This is, I know, akin to shooting fish in a barrel, as Moore has long established himself as a renegade wacko, notably when he defiantly displayed the Ten Commandments in his court house even after a higher court declared that it was unconstitutional. It’s unethical to violate a court order if you are a judge (duh!), and as a consequence of his silly and expensive grandstanding in defiance of the Establishment Clause (Moore believes that the Government of the United States was established to support Christianity,that’s all there is to it, and nobody is going to convince him otherwise, so there), he was quite properly removed from office by a court order he couldn’t defy.
Oh, never mind ethics, law, the Constitution, the U.S. Supreme Court and the general advantages of not having a Chief Justice heading your state’s Supreme Court who makes up the law as he goes along: the citizens of Alabama, in their wisdom, elected Moore to be Supreme Court Justice again, and so he is.
WOW. Continue reading
An athlete who points skyward after an athletic victory in acknowledgement of his faith is not engaging in “excessive celebration,” as prohibited by University Interscholastic League rules. If that is a common interpretation of the rule, it should have been challenged and excised long ago. The equivalent of a quick personal prayer is neither obtrusive, obnoxious nor mocking, and any observers who find it thus are so virulently anti-religion and intolerant that they warrant no respect or attention whatsoever. And still…
Yes, Columbus (Texas) High’s re 4×100-meter relay squad had won its event, spurred by the stellar efforts of junior Derrick Hayes. Upon learning of the team’s victory, he pointed a finger to the skies. This common gesture, which can be seen dozens of times every day on videotapes of baseball games, was ruled by officials at the meet to have violated the University Interscholastic League (UIL) regulation barring “excessive celebration.” As a result, the entire 4×100-meter squad was disqualified and barred from moving on to the state championships.

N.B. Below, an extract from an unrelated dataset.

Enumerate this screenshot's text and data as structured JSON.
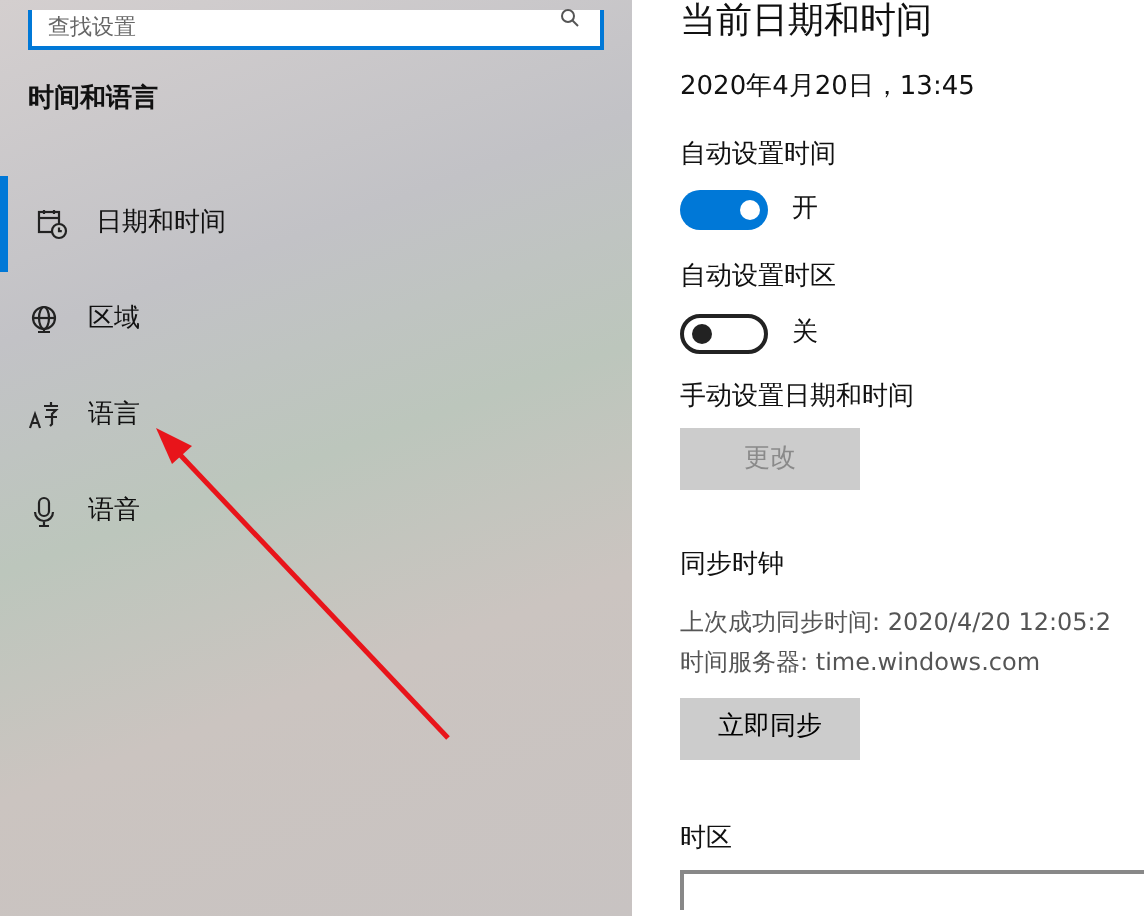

If that harmless and inoffensive gesture was going to be interpreted as a celebration, which it is not, and if it is, excessive, which it also is not, the UIL had an obligation to warn coaches and athletes that it intended to enforce the rule idiotically and in a manner hostile to personal faith. It does not appear that such a warning was given. The penalty was unjust and cruel, and its effect is hostile to religion, as well as common sense and rationality. Columbus High should rally to the support of Hayes and his team mates, and the other teams ought to protest this result as well. This is “no-tolerance” in all the worst senses of the word.
Pointer: Alexander Cheezem
Source: Yahoo Sports
Efforts by religious and anti-religious interest groups to push their beliefs and agendas are unavoidable, if often annoying. When their machinations threaten real harm, they ought to be condemned, opposed, and told to behave. In its response to two recent incidents, our government is batting .500.
The Memorial Power Play
The Obama administration announced its objection to a Republican-backed proposal to add President Franklin D. Roosevelt’s D-Day prayer to the World War II Memorial in Washington. This would block the intent of Congressman Bill Johnson’s bill, the “World War II Memorial Prayer Act of 2011.” Continue reading
Filed under Around the World, Citizenship, Education, Government & Politics, History, Law & Law Enforcement, Leadership, Public Service, Philanthropy, Charity, Religion and Philosophy, U.S. Society, War and the Military
Yes, India, worshipping this silly thing means you are all mad as hatters. Now come to a rational church, and chow down with us on some body and blood of Christ. Hey...what's so funny?
In State v. Daley, the Ohio Court of Appeals reversed a trial court’s mental incompetence verdict and order of treatment for the defendant because it appeared to be based solely on the defendant’s passionate religious beliefs.
Daley was charged in March 2010 with retaliation, intimidation, aggravated menacing, menacing, and telecommunications harassment. The trial court referred Daley to the court’s psychiatric clinic for a competency evaluation, and the evaluating psychiatrist opined that Daley was not competent to stand trial because he was not able to assist in his defense.
At the competency hearing, Daley testified that, to the contrary, he was able to continue assisting his attorney in his defense. He also testified that his opinions about the legal system, such as his description of divorce court as the “high court of Satan,” were based on his religious belief that divorce is against the word of God. Nevertheless, the trial court found Daley incompetent to stand trial and ordered him hospitalized for restoration to competency. It based its opinion on the diagnosis of the psychiatrist, who testified that Daley, a “radical Christian,” “expresses such extreme intensity of religious belief in very unorthodox religious beliefs to the point to constitute psychosis.” The psychiatrist further testified that treating Daley would “change his psychotic symptoms of which are a religious theme[,]” so that his “intensity and [ ] preoccupation with his religious beliefs will be greatly decreased.” Continue reading